Thus, provided there is ethical review, the HUGO Ethics Committee makes the following RECOMMENDATIONS:
The choices offered in the consent process should reflect the potential uses of the DNA sample and its information. It is important to indicate whether the sample and its information will: identify the person, code the identity, or anonymize the identity so that the person cannot be traced although some demographic and clinical data may be provided. Even if anonymization is appropriate in certain circumstances in research, caution should be exercised in any irreversible stripping of identifiers from the samples since it may preclude valuable uses of the samples and validation of results.
Routine samples, obtained during medical care and stored, may be used for research if: there is general notification of such a policy, the patient has not objected, and the sample to be used by the researcher has been coded or anonymized. Routine samples obtained during medical care and stored before such notification of such a policy may be used for research if the sample has been anonymized prior to use.
Research samples obtained with consent and stored may be used for other research if; there is general notification of such a policy, the participant has not yet objected, and the sample to be used by the researcher has been coded or anonymized. For the use of research samples obtained before notification of a policy, these samples may be used for other research if the sample has been coded or anonymized prior to use.
Security mechanisms must be put into place to ensure the respect of the choices made and of the desired level of confidentiality.
Special considerations should be made for access by immediate relatives. Where there is a high risk of having or transmitting a serious disorder and prevention or treatment is available, immediate relatives should have access to stored DNA for the purpose of learning their own status. These exceptional circumstances should be made generally known at both the institutional level and in the research relationship.
In the absence of need for access by immediate relatives, stored samples may be destroyed at the specific request of the person. Such destruction is not possible for samples already provided to other researchers or if already entered into a research protocol or used for diagnostic purposes. By their very nature, anonymized samples cannot be withdrawn or destroyed.
Unless authorized by law, there should be no disclosure to institutional third parties of participation in research, nor of research results identifying individuals or families. Like other medical information, there should be no disclosure of genetic information without appropriate consent.
International standardization of the ethical requirements for the control and access of DNA samples and information is essential.
- HUGO Ethics Committee (February 1998).
[Prof. Kare Berg, Prof. Alex Capron, Prof. Ruth F. Chadwick,
Hon. Justice Michael Kirby, Prof. Bartha Maria Knoppers (Chair),
Dr. Darryl R.J. Macer, Dr. Thomas H. Murray, Prof. M.F. Niermeijer
(Co-chair), Prof. Alain Pompidou, Prof. Renzong Qiu, Prof. Stefano
Rodota, Dr. Hikaru Takebe (Co-chair), Dr. Nancy Wexler].

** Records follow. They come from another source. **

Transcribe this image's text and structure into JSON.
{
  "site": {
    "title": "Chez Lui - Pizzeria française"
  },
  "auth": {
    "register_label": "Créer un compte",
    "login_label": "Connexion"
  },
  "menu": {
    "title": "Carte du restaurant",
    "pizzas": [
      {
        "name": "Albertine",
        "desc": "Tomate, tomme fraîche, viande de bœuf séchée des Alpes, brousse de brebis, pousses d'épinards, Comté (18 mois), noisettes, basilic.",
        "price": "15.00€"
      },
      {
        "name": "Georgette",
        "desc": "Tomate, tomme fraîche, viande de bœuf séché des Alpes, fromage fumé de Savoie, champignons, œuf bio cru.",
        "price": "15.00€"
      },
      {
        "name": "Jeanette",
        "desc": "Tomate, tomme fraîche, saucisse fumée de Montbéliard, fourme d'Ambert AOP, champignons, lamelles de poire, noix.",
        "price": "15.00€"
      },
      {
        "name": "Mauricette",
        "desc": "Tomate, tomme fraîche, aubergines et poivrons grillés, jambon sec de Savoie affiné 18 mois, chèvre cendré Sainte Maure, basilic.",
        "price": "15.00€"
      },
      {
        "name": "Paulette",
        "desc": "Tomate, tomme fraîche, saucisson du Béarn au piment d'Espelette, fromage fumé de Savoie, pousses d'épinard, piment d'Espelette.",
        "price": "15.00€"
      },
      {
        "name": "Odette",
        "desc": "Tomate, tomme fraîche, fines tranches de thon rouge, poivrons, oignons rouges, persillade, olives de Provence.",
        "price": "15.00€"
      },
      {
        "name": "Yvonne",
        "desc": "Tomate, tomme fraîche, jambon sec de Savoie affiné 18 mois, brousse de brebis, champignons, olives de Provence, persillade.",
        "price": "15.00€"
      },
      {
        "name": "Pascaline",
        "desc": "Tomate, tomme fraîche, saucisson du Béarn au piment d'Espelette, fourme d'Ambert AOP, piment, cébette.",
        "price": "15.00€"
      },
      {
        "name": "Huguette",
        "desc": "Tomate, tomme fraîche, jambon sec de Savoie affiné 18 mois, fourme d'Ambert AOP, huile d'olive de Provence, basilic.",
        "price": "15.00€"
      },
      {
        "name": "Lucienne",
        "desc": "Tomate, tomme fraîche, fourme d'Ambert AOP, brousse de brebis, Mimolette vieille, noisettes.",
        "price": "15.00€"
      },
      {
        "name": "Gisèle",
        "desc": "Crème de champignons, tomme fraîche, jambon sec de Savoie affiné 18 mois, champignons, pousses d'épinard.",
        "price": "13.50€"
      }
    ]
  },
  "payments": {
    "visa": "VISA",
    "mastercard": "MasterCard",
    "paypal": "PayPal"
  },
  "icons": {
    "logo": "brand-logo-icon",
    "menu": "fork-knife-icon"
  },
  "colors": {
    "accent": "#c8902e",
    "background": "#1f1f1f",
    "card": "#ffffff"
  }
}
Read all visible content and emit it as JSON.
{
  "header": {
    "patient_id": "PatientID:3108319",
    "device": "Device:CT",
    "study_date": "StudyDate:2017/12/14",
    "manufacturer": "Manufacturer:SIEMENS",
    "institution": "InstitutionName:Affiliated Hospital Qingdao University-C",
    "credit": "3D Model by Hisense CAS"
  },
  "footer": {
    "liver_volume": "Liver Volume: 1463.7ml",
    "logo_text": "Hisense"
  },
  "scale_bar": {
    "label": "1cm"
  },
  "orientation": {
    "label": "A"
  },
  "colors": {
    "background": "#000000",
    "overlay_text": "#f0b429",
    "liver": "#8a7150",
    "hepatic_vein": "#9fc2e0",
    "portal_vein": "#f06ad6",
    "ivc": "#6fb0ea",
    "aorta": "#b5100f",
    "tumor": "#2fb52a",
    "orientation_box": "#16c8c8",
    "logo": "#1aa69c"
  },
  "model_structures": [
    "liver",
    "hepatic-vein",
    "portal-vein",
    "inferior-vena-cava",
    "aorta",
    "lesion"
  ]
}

This is based on the discussion by the HUGO Ethics Committee of the paper: Knoppers B.M., Hirtle M, Lormeau S., Laberge C.M., Laflamme M. "Control of DNA Samples and Information", accepted by Genomics.
Enquiries to: HUGO, One Park Square West, London NW1 4LJ, UK (Email: email@example.com)